Monday, October 7, 2013

Collingswood Book Festival-Part 2

The Collingswood Book Festival had tons of used books for sale. 

There were even books about a certain Doctor.

I didn’t get a chance to browse the used books as much I have in the past. I had a lot of people/authors I wanted to talk to or hear talk, and most of the used book areas were out in the open melting sun. Plus, I wanted to do my best to support and buy books from the local authors who were at the festival.

My favorite part of the book festival is the chance to hear authors speak as well as the chance to ask them questions.
I’m a huge fan of middle grade and young adult books. It is also my genre of choice when it comes to writing so I was glad to spend the afternoon in the Teen Tent.
I read author Rose Kent’s book, Rock Road, prior to the festival.
I loved hearing her explain her writing process as it helped me give a name to what I usually do, brain doodling.  Usually when I hear something interesting I start asking myself a lot of questions and then I try to answer the questions and sometimes I find enough answers that I have a story.  I also liked her explanation of how she throws snowballs at her characters, meaning that she works on adding problems/conflicts into her stories.  It was a great way of explaining the idea of conflict in stories to kids.
There were two author panels in the afternoon.  The first was called, Publishing Your First Novel.  My fellow middle grade/young adult writers, Amy and Shelley, hung out to hear the panel too.  The authors were
-Alison Ashley Formento –Twigs
-Kit Grindstaff- The Flame in the Mist
-Evan Roskos- Dr. Bird’s Advice for Sad Poets – This was the only book that I read prior to the festival.  I absolutely loved it!  The writing is fantastic, all of the characters are memorable, and it deals with subject matter that makes me wish I had the chance to read it when I was in high school.

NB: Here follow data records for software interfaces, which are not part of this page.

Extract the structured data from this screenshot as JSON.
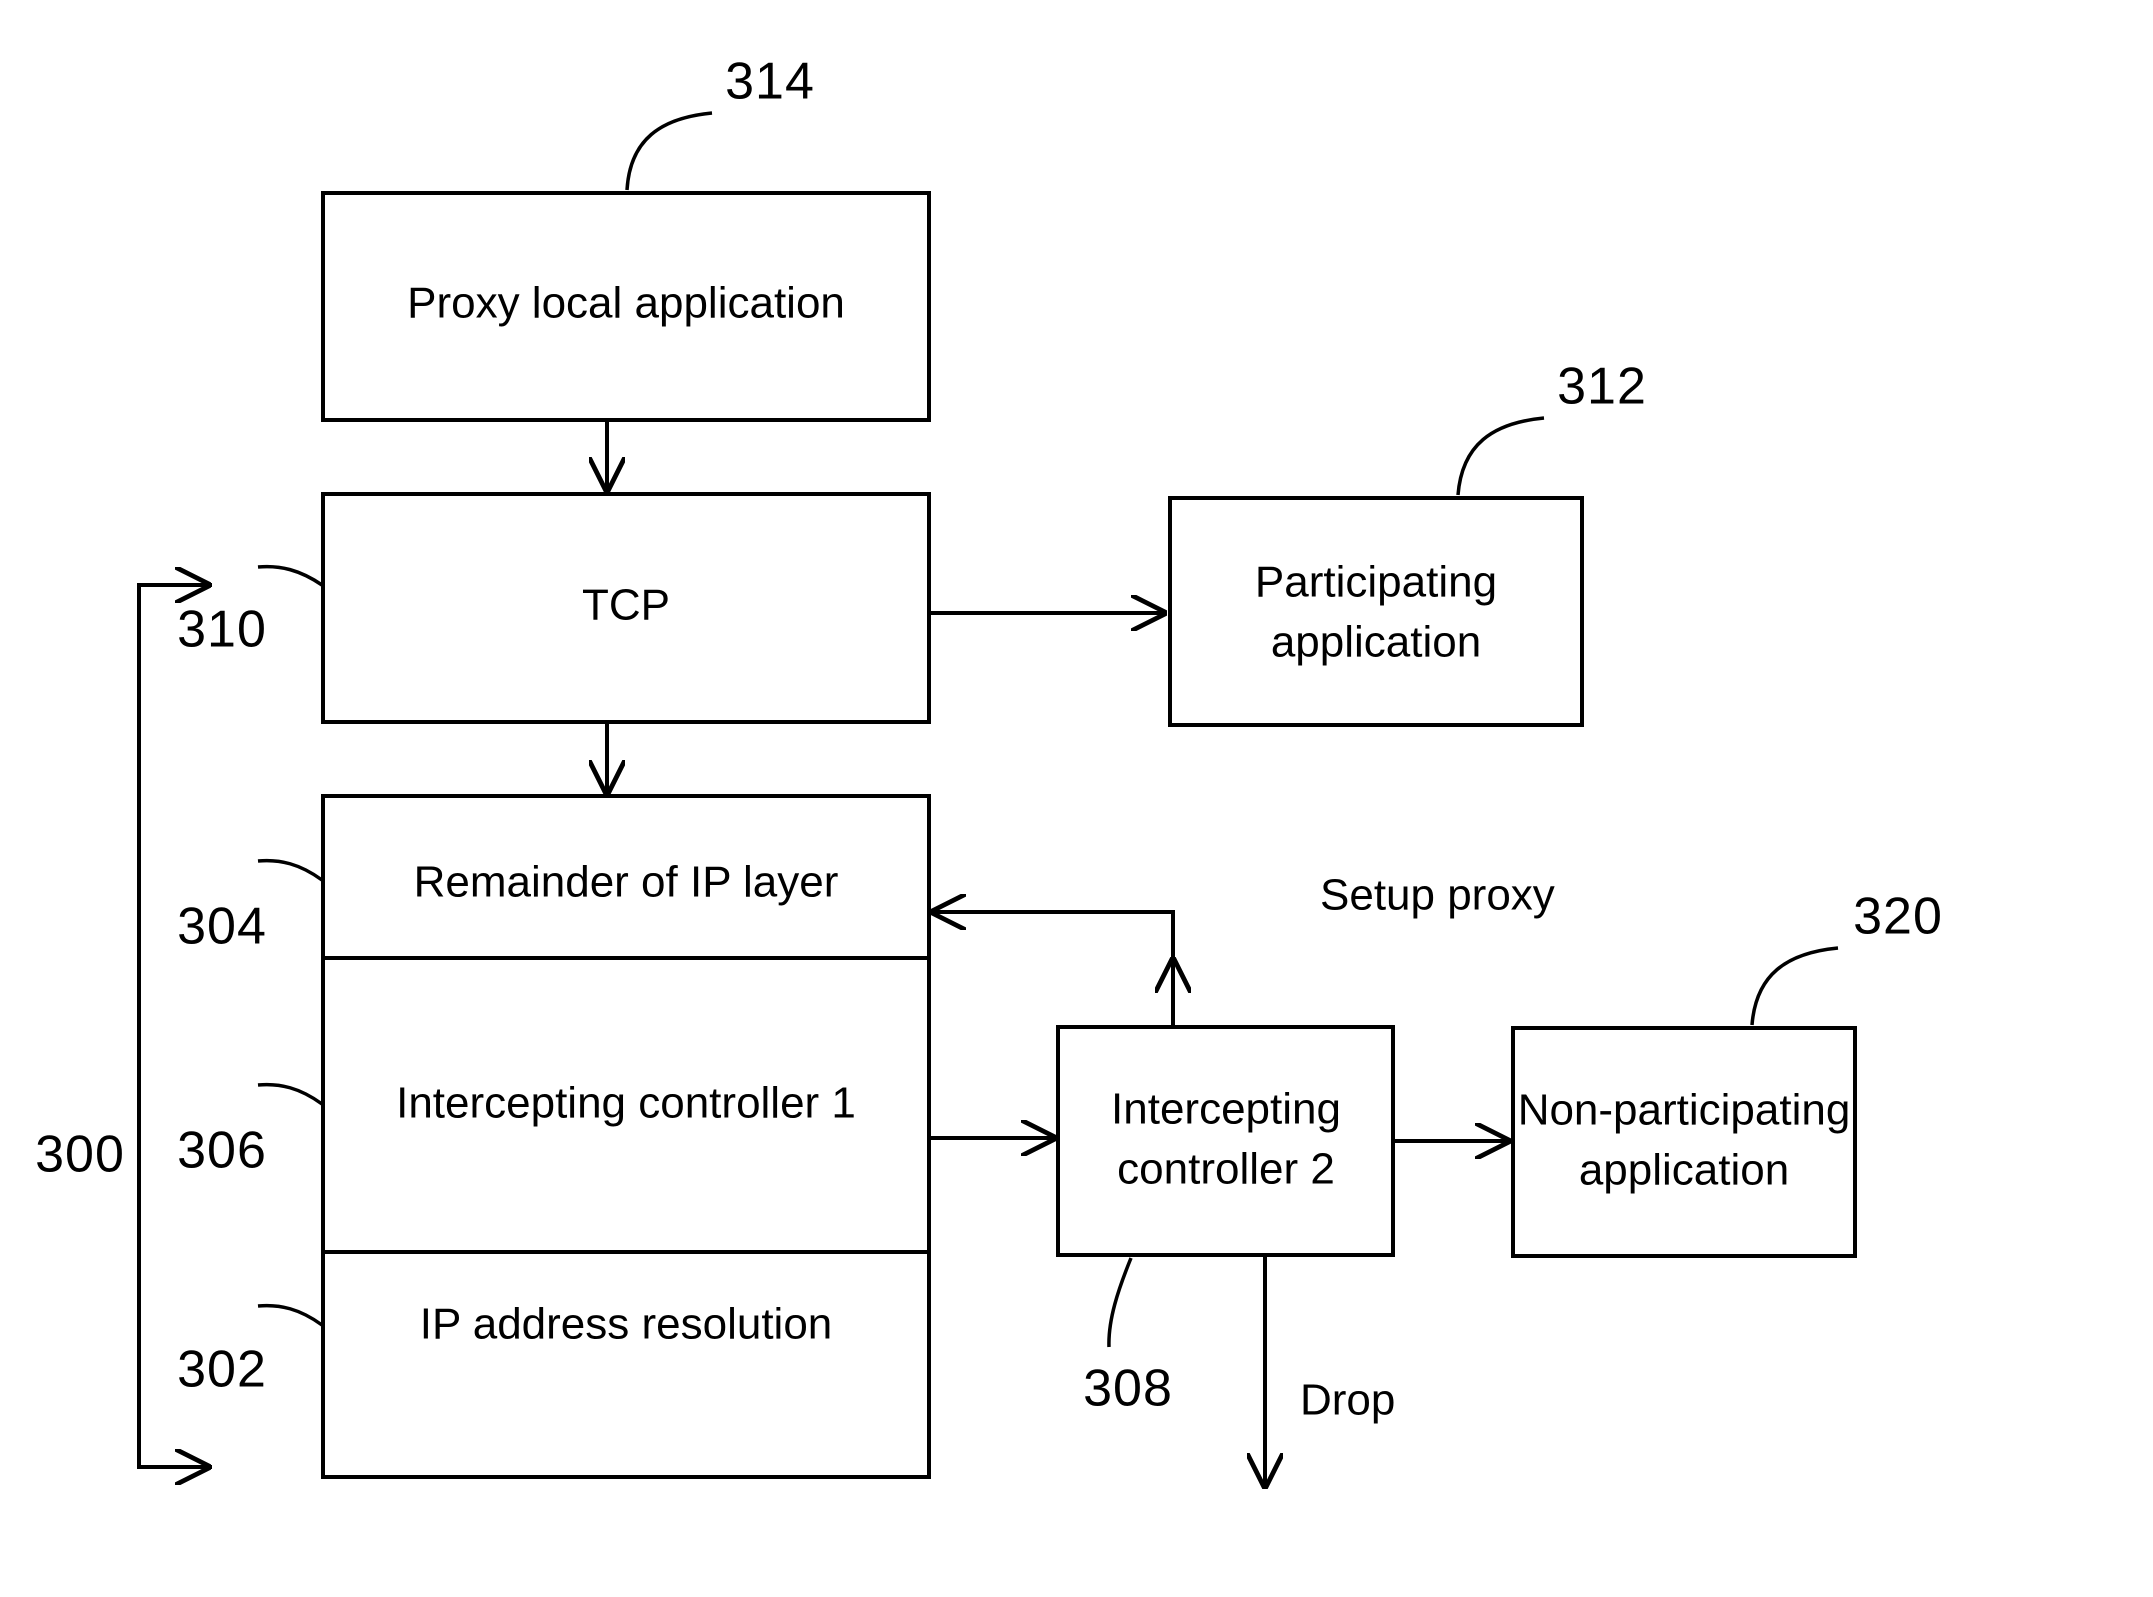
{
  "figure": {
    "type": "patent-block-diagram",
    "boxes": [
      {
        "id": "proxy_local_application",
        "label": "Proxy local application",
        "ref": "314"
      },
      {
        "id": "tcp",
        "label": "TCP",
        "ref": "310"
      },
      {
        "id": "participating_application",
        "label_line1": "Participating",
        "label_line2": "application",
        "ref": "312"
      },
      {
        "id": "remainder_of_ip_layer",
        "label": "Remainder of IP layer",
        "ref": "304"
      },
      {
        "id": "intercepting_controller_1",
        "label": "Intercepting controller 1",
        "ref": "306"
      },
      {
        "id": "ip_address_resolution",
        "label": "IP address resolution",
        "ref": "302"
      },
      {
        "id": "intercepting_controller_2",
        "label_line1": "Intercepting",
        "label_line2": "controller 2",
        "ref": "308"
      },
      {
        "id": "non_participating_application",
        "label_line1": "Non-participating",
        "label_line2": "application",
        "ref": "320"
      }
    ],
    "stack_ref": "300",
    "edge_labels": {
      "setup_proxy": "Setup proxy",
      "drop": "Drop"
    },
    "colors": {
      "stroke": "#000000",
      "background": "#ffffff"
    }
  }
}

All of the authors on this panel were very funny.  They were honest, while being encouraging, and I think Kit’s advice, that chocolate is the answer for just about everything, was pretty on the nose.  
 I bought Twigs by Alison Ashley Formento (who also writes picture books that I may need to purchase for some little people gifts) and I’d like to eventually get around to buying and reading Kit Grindstaff’s book, The Flame in the Mist. Her main character has telepathic golden rats named, Noodle and Pie. 
David Lubar’s book is a collection of short horror stories for young adults, which seemed intriguing.  It is especially intriguing because, according to David Lubar, there isn’t a huge market for young adult short stories. I plan on checking out his book as well. I think it will be a good book to study since I have been struggling with trying to write short stories.
The second panel was called, What’s the Buzz in YA Fiction-Fantasy or Realism? Amy and I stayed to hear this panel. The authors on the panel were
Elisa Ludwig – Pretty Crooked
James Mascia- High School Heroes


This was an eclectic group.  You had one story that seems like Robin Hood meets gossip girl, one about kids who form an army to fight zombies, one fantasy story  (which I had wanted to read after she was at the festival last year and never got around to it but really need to this year)and a story about high school superheroes.  This was a very good panel as well. They discussed the current and often unpredictable trends in young adult fiction. The authors on this panel were equally encouraging.  Sometimes, published authors can make aspiring authors feel like we’re the kids and they are the adults.  The treatment can feel a bit condescending, but every author at the festival that I met, talked to, or who was on one of the panels, was nothing but friendly and encouraging without even a hint of loftiness.  They were all genuinely nice people as well as being talented writers.

Despite the wilting heat, it turned out to be a great day and it was another fine book festival.  If you missed it, the Collingswood Book Festival is already set for next year. October 11th 2014.






1 comment:

  1. Wilting heat? It seemed like one of the dog days of August. I love going to book fairs, but unfortunately this time I needed to go to Stockton College's Family day to see my daughter.
    I think chocolate is the answer to many writing dilemmas. Thanks, Sarah.